Stretching from the piney woods of east Texas to the Gulf Coast, across the rolling Texas Hill Country to the deserts of the Trans-Pecos West, Texas offers an immensely varied and complex landscape, one that has been creatively and imaginatively probed by twentieth-century writers. Traditional stories have included such stock elements as laconic cowboys, nasty outlaws, greedy oil barons, saucy bar girls, leering bandidos, Texas Rangers, blind heifers, horny boys, or conspicuous Cadillacs. Other stories—those with more lasting literary appeal—examined the state’s diversity and moved beyond stereotypes, reflecting and transforming elements that defined the region with originality, supple language, and humanity.1
Twentieth-century writers responded to the realities of Texas’ natural environment, as well as to the themes and qualities those events induce. Historically, writers journeying across Texas—from explorers such as Cabeza de Vaca to twentieth-century nature writers such as Roy Bedichek and John Graves—attempted to capture their responses to the natural and cultural phenomena they encountered. Much of the writing emphasized coming to terms with a variety of cultures, but just as often the literature explored the aesthetic and pragmatic challenges posed by the region’s natural conditions, where lush pine forests give way to empty plains that sometimes stretch so far that the eye yearns for even the slightest hill to lean against (as Roy Bedichek commented in his 1951 Adventures with a Texas Naturalist), where most of the indigenous vegetation is thorny and fruitless, and where often insufficient water exists to sustain cities or livestock.
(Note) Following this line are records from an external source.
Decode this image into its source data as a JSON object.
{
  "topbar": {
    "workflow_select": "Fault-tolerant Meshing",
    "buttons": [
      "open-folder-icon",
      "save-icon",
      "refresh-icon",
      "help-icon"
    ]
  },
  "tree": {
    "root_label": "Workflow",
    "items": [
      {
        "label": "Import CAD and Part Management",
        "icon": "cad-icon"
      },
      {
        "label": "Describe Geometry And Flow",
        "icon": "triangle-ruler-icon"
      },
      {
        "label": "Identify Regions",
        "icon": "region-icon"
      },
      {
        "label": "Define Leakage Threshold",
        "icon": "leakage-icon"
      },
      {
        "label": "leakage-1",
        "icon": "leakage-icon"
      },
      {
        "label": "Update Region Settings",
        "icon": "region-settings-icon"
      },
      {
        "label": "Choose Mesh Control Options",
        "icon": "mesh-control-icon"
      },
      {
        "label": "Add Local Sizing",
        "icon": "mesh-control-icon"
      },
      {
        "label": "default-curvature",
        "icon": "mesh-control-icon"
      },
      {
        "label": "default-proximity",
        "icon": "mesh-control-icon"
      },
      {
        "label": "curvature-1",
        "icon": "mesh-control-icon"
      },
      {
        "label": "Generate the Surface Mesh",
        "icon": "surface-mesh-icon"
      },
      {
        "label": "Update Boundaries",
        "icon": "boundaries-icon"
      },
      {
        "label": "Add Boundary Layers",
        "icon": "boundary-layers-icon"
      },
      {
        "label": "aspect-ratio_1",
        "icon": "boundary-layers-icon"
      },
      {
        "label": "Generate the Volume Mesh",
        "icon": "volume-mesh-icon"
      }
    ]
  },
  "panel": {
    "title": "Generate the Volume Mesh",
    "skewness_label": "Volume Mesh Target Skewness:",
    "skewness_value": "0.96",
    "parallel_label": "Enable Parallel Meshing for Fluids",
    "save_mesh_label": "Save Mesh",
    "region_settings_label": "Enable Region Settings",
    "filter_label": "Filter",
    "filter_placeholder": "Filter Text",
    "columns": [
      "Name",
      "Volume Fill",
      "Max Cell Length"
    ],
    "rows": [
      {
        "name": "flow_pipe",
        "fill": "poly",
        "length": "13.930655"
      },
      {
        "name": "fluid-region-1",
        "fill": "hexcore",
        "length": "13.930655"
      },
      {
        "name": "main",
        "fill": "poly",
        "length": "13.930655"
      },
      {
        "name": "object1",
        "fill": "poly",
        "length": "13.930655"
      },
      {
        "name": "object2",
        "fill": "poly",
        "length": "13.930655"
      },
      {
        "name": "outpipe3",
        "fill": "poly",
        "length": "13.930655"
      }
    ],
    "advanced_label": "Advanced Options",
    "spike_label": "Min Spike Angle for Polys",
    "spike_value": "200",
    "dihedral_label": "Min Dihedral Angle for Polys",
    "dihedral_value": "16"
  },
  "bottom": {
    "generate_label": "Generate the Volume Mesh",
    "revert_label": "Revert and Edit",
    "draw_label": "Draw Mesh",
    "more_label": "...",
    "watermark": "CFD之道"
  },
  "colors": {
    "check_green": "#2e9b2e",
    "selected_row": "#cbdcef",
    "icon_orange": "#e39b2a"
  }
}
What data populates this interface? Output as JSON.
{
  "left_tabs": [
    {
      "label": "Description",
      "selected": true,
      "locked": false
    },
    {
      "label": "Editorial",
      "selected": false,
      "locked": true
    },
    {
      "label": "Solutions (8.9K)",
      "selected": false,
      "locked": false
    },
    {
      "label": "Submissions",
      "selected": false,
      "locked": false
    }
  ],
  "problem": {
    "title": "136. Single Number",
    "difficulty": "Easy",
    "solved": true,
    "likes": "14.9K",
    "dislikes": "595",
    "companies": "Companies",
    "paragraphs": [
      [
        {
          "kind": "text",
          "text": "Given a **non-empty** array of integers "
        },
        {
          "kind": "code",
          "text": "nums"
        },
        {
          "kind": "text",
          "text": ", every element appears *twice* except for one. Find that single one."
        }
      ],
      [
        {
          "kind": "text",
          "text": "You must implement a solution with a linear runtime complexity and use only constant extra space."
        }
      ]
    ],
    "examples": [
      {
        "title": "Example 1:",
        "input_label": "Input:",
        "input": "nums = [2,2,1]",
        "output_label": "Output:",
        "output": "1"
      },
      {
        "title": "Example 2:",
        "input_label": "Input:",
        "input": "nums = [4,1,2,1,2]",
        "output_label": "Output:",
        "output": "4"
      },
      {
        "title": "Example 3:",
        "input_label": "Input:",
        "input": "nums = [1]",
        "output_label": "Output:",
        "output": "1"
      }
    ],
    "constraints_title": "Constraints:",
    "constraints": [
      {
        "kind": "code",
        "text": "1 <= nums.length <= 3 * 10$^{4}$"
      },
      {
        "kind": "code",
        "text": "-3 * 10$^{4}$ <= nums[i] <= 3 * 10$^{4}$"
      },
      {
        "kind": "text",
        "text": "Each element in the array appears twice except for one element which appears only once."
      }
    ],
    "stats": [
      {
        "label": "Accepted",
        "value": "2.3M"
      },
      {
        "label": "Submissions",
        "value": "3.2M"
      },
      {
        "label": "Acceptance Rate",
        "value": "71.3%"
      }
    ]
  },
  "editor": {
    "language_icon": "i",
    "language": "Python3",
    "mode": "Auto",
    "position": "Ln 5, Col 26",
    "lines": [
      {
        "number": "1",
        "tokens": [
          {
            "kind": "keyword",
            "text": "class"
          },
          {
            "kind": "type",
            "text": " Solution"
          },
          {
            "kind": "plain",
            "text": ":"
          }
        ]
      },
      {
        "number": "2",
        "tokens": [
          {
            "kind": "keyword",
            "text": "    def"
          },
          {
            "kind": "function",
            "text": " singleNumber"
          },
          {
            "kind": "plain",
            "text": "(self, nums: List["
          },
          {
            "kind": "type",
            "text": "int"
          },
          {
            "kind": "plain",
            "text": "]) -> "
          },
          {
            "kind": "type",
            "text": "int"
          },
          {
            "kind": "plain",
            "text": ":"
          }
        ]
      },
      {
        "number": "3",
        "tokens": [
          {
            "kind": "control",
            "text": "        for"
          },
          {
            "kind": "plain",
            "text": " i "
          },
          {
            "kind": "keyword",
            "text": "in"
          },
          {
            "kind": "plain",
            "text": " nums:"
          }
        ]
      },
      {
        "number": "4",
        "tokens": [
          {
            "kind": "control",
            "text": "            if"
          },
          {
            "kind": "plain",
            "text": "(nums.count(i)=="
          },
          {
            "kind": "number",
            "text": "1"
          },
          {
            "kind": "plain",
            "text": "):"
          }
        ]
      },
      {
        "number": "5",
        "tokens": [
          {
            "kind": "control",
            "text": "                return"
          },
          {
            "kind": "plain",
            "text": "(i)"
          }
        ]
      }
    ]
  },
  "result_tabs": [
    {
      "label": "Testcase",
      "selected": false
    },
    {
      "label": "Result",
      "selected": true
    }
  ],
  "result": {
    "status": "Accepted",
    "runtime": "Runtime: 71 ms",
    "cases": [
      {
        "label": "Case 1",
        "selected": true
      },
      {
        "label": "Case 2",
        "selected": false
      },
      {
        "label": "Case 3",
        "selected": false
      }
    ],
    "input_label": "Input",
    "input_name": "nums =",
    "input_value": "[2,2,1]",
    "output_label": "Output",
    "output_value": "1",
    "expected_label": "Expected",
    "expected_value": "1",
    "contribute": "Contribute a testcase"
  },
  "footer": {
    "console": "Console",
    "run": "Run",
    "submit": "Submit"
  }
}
Texas landscapes are both as beautiful and appealing as they are dangerous and frightening—arid Chihuahuan desert, jutting Guadalupe Mountains, eroding Caprock canyon-lands, and rolling Llano Estacado.2